From the entries below, count the lines with "label". Write only the count.
::: AVAILABLE DATA :::
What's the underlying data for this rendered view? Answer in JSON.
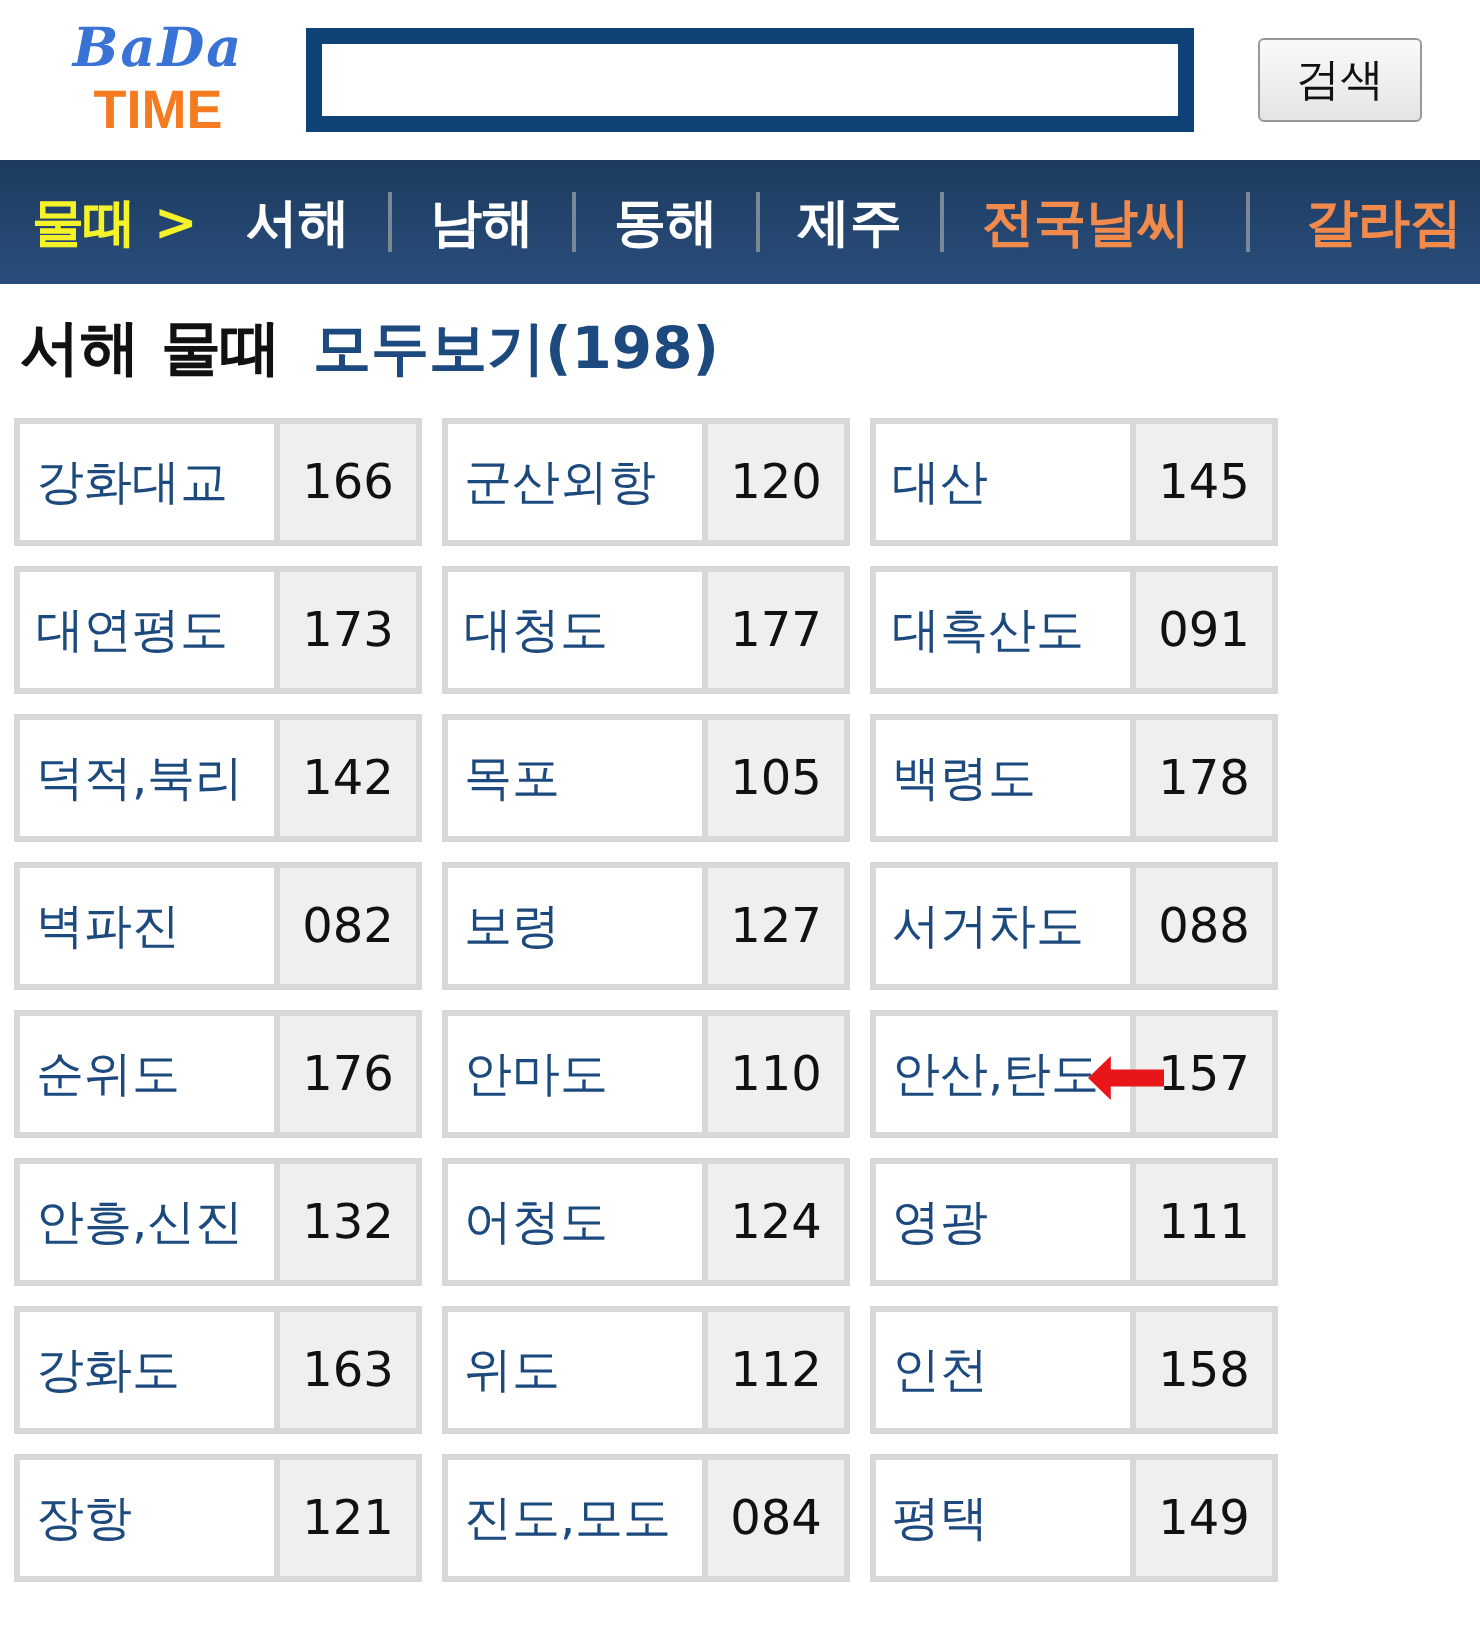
{
  "logo": {
    "top": "BaDa",
    "bottom": "TIME"
  },
  "search": {
    "button": "검색"
  },
  "nav": [
    {
      "label": "물때 >",
      "kind": "current"
    },
    {
      "label": "서해",
      "kind": "region"
    },
    {
      "label": "남해",
      "kind": "region"
    },
    {
      "label": "동해",
      "kind": "region"
    },
    {
      "label": "제주",
      "kind": "region"
    },
    {
      "label": "전국날씨",
      "kind": "extra"
    },
    {
      "label": "갈라짐",
      "kind": "extra"
    }
  ],
  "heading": {
    "title": "서해 물때",
    "link": "모두보기(198)"
  },
  "stations": [
    {
      "name": "강화대교",
      "code": "166"
    },
    {
      "name": "군산외항",
      "code": "120"
    },
    {
      "name": "대산",
      "code": "145"
    },
    {
      "name": "대연평도",
      "code": "173"
    },
    {
      "name": "대청도",
      "code": "177"
    },
    {
      "name": "대흑산도",
      "code": "091"
    },
    {
      "name": "덕적,북리",
      "code": "142"
    },
    {
      "name": "목포",
      "code": "105"
    },
    {
      "name": "백령도",
      "code": "178"
    },
    {
      "name": "벽파진",
      "code": "082"
    },
    {
      "name": "보령",
      "code": "127"
    },
    {
      "name": "서거차도",
      "code": "088"
    },
    {
      "name": "순위도",
      "code": "176"
    },
    {
      "name": "안마도",
      "code": "110"
    },
    {
      "name": "안산,탄도",
      "code": "157",
      "arrow": true
    },
    {
      "name": "안흥,신진",
      "code": "132"
    },
    {
      "name": "어청도",
      "code": "124"
    },
    {
      "name": "영광",
      "code": "111"
    },
    {
      "name": "강화도",
      "code": "163"
    },
    {
      "name": "위도",
      "code": "112"
    },
    {
      "name": "인천",
      "code": "158"
    },
    {
      "name": "장항",
      "code": "121"
    },
    {
      "name": "진도,모도",
      "code": "084"
    },
    {
      "name": "평택",
      "code": "149"
    }
  ]
}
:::
> [EXERCISE ANSWER]
7